Book Versus the Movie

We all know that movies rarely follow the books. Some authors have become hugely upset by this, which I totally understand, but it's my reaction as a reader/movie watcher that I'd like to talk about. The movie/book in question is Angels & Demons by Dan Brown.


I listened to the audio book, and when I was about halfway through, I saw the movie. I'd planned on finishing the book first, but my dad had really liked The Da Vinci Code and wanted to watch the next film.

The setup and beginning are much different than the book in a lot of respects. As a writer, I understood this. First of all, the book has a complex start with the hero being taken via experimental plane to Geneva and CERN. (Interestingly, this book was written long before the atom smasher at CERN came on line, something I checked since Brown's portrayal of the organization was drastically different than what I knew of it.) Once at CERN, there is the body to view, the lab and the underground storage facilities to visit, etc.

A movie would get bogged down trying to duplicate the book's opening, not just in terms of story, but in terms of the time it would take. They couldn't afford to film the beginning as it was written. A viewing audience would lose interest, although in a book, the opening was fine, suspenseful enough to keep me listening. The scriptwriter(s) choice to open as they did worked out well and got the story started much faster than the book did. I was okay with this.

Where I thought the movie became confusing for someone who'd read the book was the head of the Vatican Guard. In the book, there is one head--Olivetti. In the movie, there are like these two guys in charge, Richter and Olivetti. I kept trying to figure out where Richter came from. :-)

The other change that was somewhat large in the first half was with the Robert Langdon character. In the book, he made the mistake of thinking Raphael's tomb was the first stop on the trail of illumination, but we find out he was wrong. In the movie, it was another character who made that assumption, leaving Langdon perfect. I think I prefer Brown's way here, making his hero human and fallible.

It was the second half of the movie which diverged more dramatically from the book. Some of it was because of the streamlining they did at the beginning of the movie. After all, they couldn't have the director of CERN show up to meet with the Camerlengo if we'd never met the CERN director before. But other things had nothing to do with the logic of the plot.

  • In the book, the fourth cardinal dies in the fountain. In the movie, Langdon rescues him.
  • In the book, the cardinal leading the vote for the new pope has no aspirations to become pope himself. In the movie, he's swayed to seek power by one of his bishops.
  • In the book, it's the second in command of the Vatican Guard who rushes in and is labeled by the Camerlengo as a member of the Illuminati.

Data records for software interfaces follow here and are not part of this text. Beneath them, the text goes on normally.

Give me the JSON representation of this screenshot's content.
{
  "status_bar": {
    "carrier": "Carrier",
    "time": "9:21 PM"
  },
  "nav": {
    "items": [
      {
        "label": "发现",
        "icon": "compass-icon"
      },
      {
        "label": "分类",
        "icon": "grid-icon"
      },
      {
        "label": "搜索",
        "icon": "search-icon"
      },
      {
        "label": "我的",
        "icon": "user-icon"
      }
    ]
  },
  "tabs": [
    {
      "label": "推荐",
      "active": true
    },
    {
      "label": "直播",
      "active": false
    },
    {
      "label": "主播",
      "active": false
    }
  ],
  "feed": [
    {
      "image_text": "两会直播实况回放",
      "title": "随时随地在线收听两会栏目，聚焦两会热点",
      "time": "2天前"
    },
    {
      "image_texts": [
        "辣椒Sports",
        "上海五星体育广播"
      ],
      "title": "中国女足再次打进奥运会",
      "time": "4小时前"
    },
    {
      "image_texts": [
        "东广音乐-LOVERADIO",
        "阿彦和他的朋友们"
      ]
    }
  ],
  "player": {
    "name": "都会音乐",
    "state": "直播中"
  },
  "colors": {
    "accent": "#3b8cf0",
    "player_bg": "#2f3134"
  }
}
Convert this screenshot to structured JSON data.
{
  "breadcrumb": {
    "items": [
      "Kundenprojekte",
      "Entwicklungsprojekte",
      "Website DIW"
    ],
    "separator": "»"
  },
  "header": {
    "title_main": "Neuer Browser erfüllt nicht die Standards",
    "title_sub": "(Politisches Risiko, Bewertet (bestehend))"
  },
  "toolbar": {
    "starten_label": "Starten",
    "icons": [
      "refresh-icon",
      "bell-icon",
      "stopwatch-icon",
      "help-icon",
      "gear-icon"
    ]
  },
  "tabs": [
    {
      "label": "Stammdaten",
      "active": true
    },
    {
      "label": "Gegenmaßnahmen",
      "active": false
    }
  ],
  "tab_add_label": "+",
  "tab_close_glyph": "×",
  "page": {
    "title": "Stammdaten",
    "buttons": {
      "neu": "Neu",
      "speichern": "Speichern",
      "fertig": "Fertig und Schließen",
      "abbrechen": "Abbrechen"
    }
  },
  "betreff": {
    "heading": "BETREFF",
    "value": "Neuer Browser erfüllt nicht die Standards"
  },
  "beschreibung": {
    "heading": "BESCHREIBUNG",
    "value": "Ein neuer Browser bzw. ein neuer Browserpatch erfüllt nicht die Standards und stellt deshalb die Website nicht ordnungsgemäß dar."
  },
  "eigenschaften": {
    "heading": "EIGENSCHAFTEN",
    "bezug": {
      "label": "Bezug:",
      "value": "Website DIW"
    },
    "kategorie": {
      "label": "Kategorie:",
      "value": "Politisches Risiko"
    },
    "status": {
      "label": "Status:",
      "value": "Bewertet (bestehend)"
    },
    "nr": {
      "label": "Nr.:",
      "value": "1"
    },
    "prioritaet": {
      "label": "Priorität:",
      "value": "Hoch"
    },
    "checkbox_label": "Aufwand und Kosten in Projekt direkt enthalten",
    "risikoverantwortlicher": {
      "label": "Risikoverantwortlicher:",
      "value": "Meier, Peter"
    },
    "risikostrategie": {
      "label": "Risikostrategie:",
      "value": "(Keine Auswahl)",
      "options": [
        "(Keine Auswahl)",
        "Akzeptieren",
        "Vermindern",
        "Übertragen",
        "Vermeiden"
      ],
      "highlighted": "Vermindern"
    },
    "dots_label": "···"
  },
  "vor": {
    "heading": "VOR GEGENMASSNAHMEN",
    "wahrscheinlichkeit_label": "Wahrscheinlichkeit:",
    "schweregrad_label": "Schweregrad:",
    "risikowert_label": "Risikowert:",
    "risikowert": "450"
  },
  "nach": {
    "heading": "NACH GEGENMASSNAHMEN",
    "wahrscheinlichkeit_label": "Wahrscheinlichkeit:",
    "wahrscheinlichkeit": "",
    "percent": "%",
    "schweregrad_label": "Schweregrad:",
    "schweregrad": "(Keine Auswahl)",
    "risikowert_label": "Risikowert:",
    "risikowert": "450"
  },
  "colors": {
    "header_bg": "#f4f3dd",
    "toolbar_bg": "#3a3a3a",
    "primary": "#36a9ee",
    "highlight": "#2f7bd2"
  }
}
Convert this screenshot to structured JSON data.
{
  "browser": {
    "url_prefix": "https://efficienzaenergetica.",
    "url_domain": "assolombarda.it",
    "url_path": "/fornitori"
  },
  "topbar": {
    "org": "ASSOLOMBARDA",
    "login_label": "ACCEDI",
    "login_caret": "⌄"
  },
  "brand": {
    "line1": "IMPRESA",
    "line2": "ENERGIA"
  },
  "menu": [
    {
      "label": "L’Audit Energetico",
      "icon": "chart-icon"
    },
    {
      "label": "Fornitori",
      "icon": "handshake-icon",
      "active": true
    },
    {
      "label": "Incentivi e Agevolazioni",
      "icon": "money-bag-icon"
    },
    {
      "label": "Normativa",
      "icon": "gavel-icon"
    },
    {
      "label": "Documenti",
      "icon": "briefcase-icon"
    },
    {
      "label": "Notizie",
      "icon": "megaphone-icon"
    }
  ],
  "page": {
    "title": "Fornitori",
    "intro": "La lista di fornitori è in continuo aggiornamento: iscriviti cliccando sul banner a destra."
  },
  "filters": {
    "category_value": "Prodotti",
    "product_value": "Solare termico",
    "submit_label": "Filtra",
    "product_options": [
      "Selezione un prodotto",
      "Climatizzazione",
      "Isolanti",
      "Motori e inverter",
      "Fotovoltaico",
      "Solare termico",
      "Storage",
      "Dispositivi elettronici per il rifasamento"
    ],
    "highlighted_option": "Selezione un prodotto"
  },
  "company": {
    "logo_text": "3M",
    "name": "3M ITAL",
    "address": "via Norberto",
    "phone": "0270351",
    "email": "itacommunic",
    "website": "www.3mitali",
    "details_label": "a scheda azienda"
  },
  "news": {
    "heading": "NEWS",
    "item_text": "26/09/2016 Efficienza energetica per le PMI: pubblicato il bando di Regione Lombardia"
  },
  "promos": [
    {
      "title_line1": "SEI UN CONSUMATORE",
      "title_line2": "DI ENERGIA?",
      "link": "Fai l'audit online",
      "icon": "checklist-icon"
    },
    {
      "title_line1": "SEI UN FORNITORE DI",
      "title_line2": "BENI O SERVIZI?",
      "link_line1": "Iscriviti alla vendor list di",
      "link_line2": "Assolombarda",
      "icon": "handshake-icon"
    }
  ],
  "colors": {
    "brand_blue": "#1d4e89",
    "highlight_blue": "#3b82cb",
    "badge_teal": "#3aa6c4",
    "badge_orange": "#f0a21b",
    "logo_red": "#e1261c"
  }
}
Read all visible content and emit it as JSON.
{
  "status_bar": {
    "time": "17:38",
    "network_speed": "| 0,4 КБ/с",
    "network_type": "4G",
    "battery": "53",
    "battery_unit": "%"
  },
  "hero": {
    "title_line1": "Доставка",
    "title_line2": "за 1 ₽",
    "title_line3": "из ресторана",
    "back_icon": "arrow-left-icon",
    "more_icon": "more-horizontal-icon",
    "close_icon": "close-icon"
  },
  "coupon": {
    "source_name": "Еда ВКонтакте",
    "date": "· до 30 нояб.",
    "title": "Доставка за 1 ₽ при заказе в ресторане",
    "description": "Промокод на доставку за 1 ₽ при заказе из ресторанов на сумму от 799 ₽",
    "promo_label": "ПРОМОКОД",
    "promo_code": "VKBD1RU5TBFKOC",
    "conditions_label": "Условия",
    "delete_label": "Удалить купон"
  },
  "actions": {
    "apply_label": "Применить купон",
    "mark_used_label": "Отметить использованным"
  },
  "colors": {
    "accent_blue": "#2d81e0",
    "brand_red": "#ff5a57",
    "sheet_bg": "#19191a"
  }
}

In the movie, it's the bishop who I mentioned in the previous bullet point.
  • In the book, though he has no papal aspirations, the leader of the conclave becomes pope. In the movie, the fourth, rescued preferiti becomes pontiff.
  • In the book, Langdon is in the helicopter with the Camerlengo and survives by using a tarp when he jumps out of the helicopter. In the movie, the Camerlengo goes up alone.
On this last bullet point, I totally understand why the scriptwriter opted to go the way he did. It was very unbelievable that Langdon jumped like that and survived. Also, the piece of information he had that led him to try it was a conversation with the director of CERN, which didn't happen in the film.

Overall, both the film and the book had pluses and minuses. Some things about the book I liked better and some things I liked better in the movie. It's interesting, though, to ponder why the scriptwriter made the choices he did when it came to interpreting the book.